* [WHAT IS EXPECTED]:
In the records, find every line with the word "JSON" and copy it out.
(Beginning of DATA RECORDS)
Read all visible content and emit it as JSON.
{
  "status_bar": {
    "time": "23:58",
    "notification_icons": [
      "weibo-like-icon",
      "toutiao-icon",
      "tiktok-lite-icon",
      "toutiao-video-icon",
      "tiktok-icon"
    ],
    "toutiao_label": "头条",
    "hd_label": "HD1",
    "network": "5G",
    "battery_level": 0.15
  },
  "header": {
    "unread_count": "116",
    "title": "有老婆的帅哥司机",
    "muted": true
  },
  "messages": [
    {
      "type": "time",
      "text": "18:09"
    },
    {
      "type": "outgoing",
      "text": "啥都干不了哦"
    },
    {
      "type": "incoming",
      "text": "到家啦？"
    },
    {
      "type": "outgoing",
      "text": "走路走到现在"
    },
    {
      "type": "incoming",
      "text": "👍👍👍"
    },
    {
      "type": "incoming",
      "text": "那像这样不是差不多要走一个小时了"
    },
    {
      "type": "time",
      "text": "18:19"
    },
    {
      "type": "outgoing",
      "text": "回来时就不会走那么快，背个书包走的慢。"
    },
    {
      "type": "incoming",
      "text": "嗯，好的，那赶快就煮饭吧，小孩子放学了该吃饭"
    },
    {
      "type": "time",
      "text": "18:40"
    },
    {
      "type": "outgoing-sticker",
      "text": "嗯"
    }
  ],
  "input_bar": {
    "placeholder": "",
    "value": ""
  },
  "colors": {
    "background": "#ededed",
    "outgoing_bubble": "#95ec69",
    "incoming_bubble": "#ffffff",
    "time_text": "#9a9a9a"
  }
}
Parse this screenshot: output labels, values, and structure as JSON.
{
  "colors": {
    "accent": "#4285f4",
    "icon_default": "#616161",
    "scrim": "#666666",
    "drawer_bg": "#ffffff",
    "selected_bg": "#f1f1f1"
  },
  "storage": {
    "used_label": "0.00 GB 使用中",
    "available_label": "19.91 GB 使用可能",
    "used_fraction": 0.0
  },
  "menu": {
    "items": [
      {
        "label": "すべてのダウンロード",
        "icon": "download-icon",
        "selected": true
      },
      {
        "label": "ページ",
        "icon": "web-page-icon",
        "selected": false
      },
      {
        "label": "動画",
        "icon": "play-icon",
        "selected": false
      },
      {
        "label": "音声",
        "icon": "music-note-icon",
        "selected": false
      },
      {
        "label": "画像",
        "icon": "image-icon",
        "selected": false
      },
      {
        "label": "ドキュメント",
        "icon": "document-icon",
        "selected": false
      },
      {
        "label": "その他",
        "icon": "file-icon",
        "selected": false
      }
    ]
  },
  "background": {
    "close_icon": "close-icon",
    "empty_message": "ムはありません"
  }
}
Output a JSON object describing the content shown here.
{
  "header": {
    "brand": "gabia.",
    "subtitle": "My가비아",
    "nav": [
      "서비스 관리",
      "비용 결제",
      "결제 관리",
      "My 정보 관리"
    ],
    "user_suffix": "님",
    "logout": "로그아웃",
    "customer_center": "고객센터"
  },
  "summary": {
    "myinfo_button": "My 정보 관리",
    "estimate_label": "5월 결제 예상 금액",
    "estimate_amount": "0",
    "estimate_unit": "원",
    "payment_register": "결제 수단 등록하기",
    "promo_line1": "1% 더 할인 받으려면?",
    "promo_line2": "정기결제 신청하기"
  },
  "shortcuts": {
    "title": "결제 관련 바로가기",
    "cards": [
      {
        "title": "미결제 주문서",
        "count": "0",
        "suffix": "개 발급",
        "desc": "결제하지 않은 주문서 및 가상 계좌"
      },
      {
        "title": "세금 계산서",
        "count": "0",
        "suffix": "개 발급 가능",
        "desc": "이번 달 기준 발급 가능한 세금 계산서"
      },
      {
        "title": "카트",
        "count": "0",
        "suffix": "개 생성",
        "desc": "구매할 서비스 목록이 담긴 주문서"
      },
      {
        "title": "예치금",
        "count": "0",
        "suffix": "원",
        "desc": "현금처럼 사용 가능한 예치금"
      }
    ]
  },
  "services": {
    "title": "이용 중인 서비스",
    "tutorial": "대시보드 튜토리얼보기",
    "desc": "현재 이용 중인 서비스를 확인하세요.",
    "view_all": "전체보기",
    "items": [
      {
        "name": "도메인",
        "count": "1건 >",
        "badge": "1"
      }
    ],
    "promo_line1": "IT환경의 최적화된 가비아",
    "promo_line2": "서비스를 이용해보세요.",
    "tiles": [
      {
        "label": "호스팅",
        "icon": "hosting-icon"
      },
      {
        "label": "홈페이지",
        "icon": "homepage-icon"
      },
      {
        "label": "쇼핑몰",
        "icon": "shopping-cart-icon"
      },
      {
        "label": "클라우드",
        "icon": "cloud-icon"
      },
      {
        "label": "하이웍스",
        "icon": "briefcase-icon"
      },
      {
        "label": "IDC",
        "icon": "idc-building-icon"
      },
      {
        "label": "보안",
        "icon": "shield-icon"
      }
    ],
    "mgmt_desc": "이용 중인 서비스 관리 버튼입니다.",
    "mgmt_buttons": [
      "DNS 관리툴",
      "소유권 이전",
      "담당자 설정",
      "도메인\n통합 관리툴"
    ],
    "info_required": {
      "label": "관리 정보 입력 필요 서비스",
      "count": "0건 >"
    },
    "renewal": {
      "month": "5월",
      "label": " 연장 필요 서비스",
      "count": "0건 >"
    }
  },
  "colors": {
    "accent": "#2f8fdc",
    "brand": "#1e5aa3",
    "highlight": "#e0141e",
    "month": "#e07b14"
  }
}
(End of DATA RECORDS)
* [RESULT FOR THIS EXERCISE]:
Read all visible content and emit it as JSON.
Parse this screenshot: output labels, values, and structure as JSON.
Output a JSON object describing the content shown here.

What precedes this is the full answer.